Just like how the loss of an online investment can trigger a similar sense of loss to squandering physical money, people will feel a real sense of loss for an online acquaintance.
“You can be following someone on Twitter and develop an affinity towards them and a one-way kind of relationship. And when they pass away, you can still feel a loss as if it was your neighbour who you no longer see stepping outside to collect the post or walking their dog,” Jacobson adds.
She notes that one difference with an online relationship is that it’s much more likely to feel like isolated grief, as there might not be anyone you can easily share your feelings with.
To handle these complex emotions, Jacobson recommends finding the space to be compassionate for yourself and your grieving process.
“It could be anything from journaling to going in the woods to make a small ceremony or some sort of commemoration, like throwing dirt in the lake or burying dirt in the ground.

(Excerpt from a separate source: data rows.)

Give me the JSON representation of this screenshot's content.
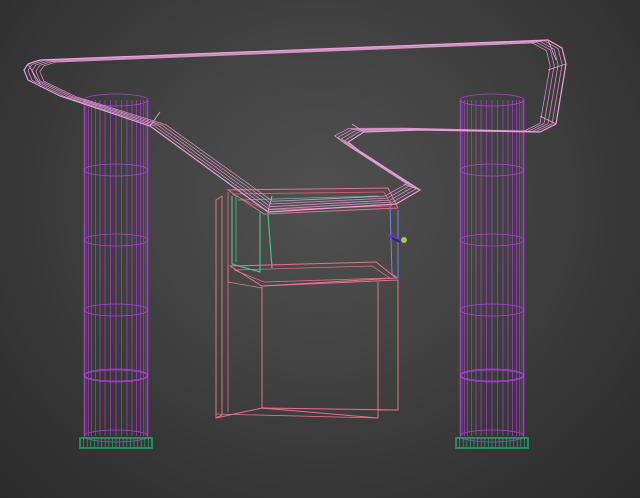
{
  "viewport": {
    "mode": "wireframe",
    "background": "#3a3a3a",
    "objects": [
      {
        "name": "pillar-left",
        "type": "cylinder",
        "wire_color": "#b040d8",
        "base_color": "#22a86a"
      },
      {
        "name": "pillar-right",
        "type": "cylinder",
        "wire_color": "#b040d8",
        "base_color": "#22a86a"
      },
      {
        "name": "overhead-beam",
        "type": "swept-loft",
        "wire_color": "#e8a0d8"
      },
      {
        "name": "suspended-box",
        "type": "box",
        "wire_color": "#e8708a"
      },
      {
        "name": "inner-frame",
        "type": "box",
        "wire_color": "#4dbb8f"
      },
      {
        "name": "pivot-gizmo",
        "type": "gizmo",
        "colors": [
          "#6a30d0",
          "#9ad04a"
        ]
      }
    ]
  }
}
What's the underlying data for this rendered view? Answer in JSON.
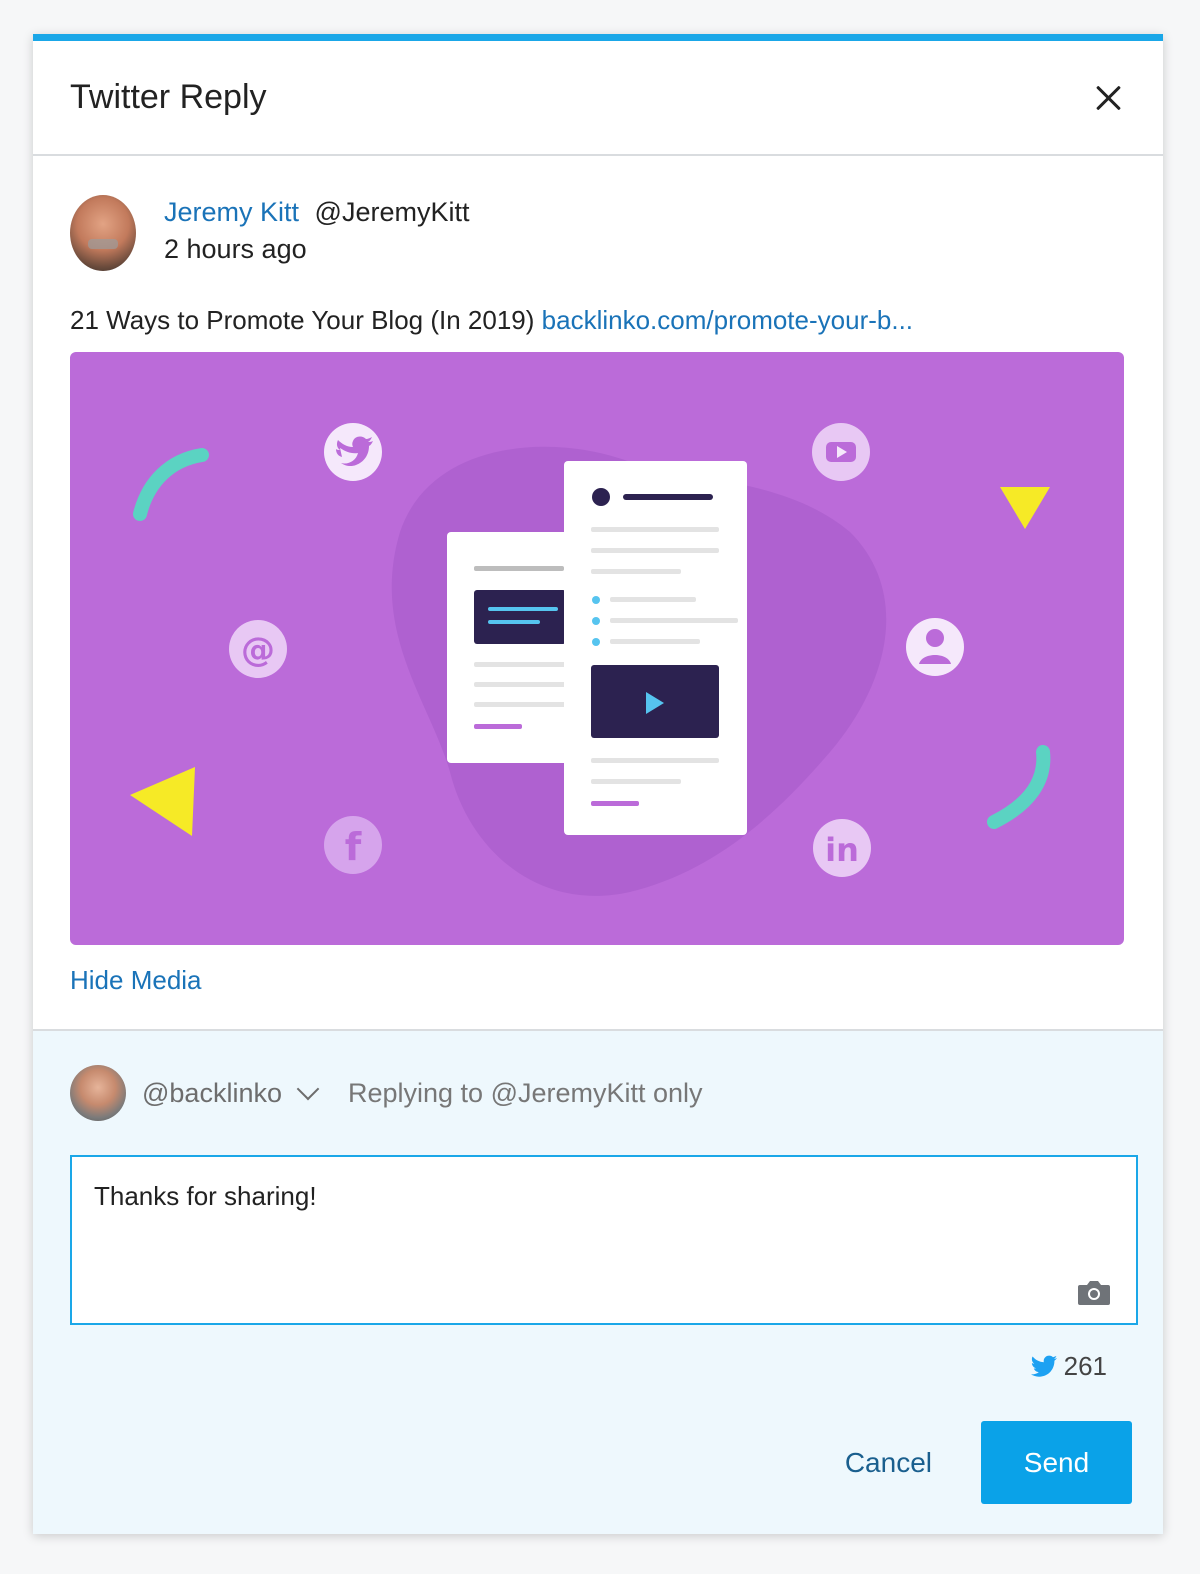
{
  "modal": {
    "title": "Twitter Reply",
    "accent": "#1aa7e8"
  },
  "tweet": {
    "author_name": "Jeremy Kitt",
    "author_handle": "@JeremyKitt",
    "time": "2 hours ago",
    "text": "21 Ways to Promote Your Blog (In 2019)",
    "link": "backlinko.com/promote-your-b...",
    "media_bg": "#bb6bd9",
    "hide_media_label": "Hide Media"
  },
  "reply": {
    "account": "@backlinko",
    "replying_to": "Replying to @JeremyKitt only",
    "text": "Thanks for sharing!",
    "char_count": "261",
    "cancel_label": "Cancel",
    "send_label": "Send",
    "send_color": "#0aa2e8"
  }
}
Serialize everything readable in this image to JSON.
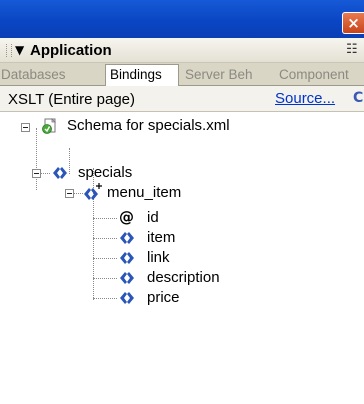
{
  "window": {
    "close_label": "×"
  },
  "panel": {
    "arrow": "▼",
    "title": "Application",
    "menu_glyph": "☷"
  },
  "tabs": [
    {
      "label": "Databases"
    },
    {
      "label": "Bindings"
    },
    {
      "label": "Server Beh"
    },
    {
      "label": "Component"
    }
  ],
  "toolbar": {
    "source_label": "XSLT (Entire page)",
    "source_link": "Source...",
    "refresh_glyph": "C"
  },
  "tree": {
    "root": {
      "label": "Schema for specials.xml",
      "icon": "xml-schema-icon"
    },
    "specials": {
      "label": "specials",
      "icon": "element-icon"
    },
    "menu_item": {
      "label": "menu_item",
      "icon": "repeating-element-icon"
    },
    "children": [
      {
        "label": "id",
        "icon": "attribute-icon"
      },
      {
        "label": "item",
        "icon": "element-icon"
      },
      {
        "label": "link",
        "icon": "element-icon"
      },
      {
        "label": "description",
        "icon": "element-icon"
      },
      {
        "label": "price",
        "icon": "element-icon"
      }
    ]
  },
  "colors": {
    "title_bar": "#0a46c4",
    "close_button": "#d9541e",
    "link": "#0033cc",
    "element_icon": "#2a56b8"
  }
}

Something tangible and physical to do with the outside world,” she suggests.
“It could be going to speak about it with someone as well.”
Despite the existence of online relationships, bringing that grief into the physical world can be valuable, Jacobson argues.
“Ultimately, we are a physical body and we live in a physical space, and our evolutionary roots are from natural settings,” she says.
“The more we spend time with trees and grass and sunlight, the more we're in tune with our original environment, and often that can bring people a sense of groundedness.”